When a political party comes to power it will place its more experienced parliamentarians into the key cabinet positions, where their parliamentary experience may be the best preparation for the rough and tumble of political life in government. The Legislative Assembly of Ontario is the first and the only legislature in Canada to have a Coat of Arms separate from the provincial coat of arms. Green and gold are the principal colours in the shield of arms of the province; the Mace is the traditional symbol of the authority of the Speaker. Shown on the left is the current Mace. On the right is the original Mace from the time of the first parliament in 1792; the crossed Maces are joined by the shield of arms of Ontario. The crown on the wreath represents provincial loyalties; the griffin, an ancient symbol of justice and equity, holds a calumet, which symbolizes the meeting of spirit and discussion that Ontario's First Nations believe accompanies the use of the pipe. The deer represent the natural riches of the province.
The Loyalist coronets at their necks honour the original British settlers in Ontario who brought with them the British parliamentary form of government. The Royal Crowns, left 1992, right 1792, recognize the parliamentary bicentennial and represent Ontario's heritage as a constitutional monarchy, they were granted as a special honour by Her Majesty Queen Elizabeth II on the recommendation of the Governor General. In the base, the maple leaves are for Canada, the trilliums for Ontario and the roses for York, the provincial capital. Proceedings of the Legislative Assembly are broadcast to Ontario cable television subscribers by the Ontario Parliament Network. A late-night rebroadcast of Question Period is aired on the provincial public broadcaster TVOntario; the 1st Parliament of Ontario was in session from September 3, 1867, until February 25, 1871, just prior to the 1871 general election. This was the first session of the Legislature after Confederation succeeding the Legislative Assembly of the Province of Canada.
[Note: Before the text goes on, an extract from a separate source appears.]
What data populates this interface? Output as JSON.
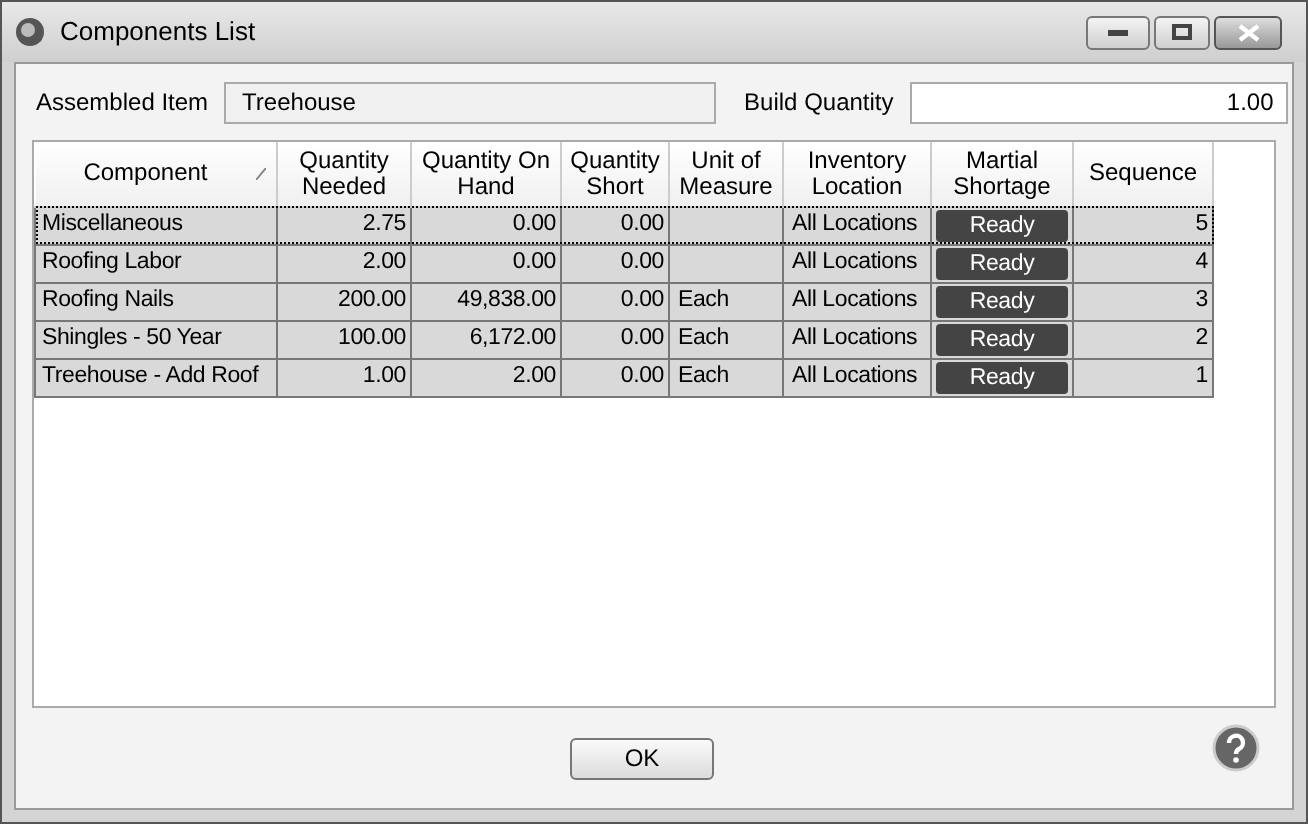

The 1867 general election produced a tie between the Conservative Party led by John Sandfield Macdonald and the Liberal Party led by Archibald McKellar. Macdonald led a coalition government with the support of moderate Liberals; the Legislative Assembly was established by the British North Am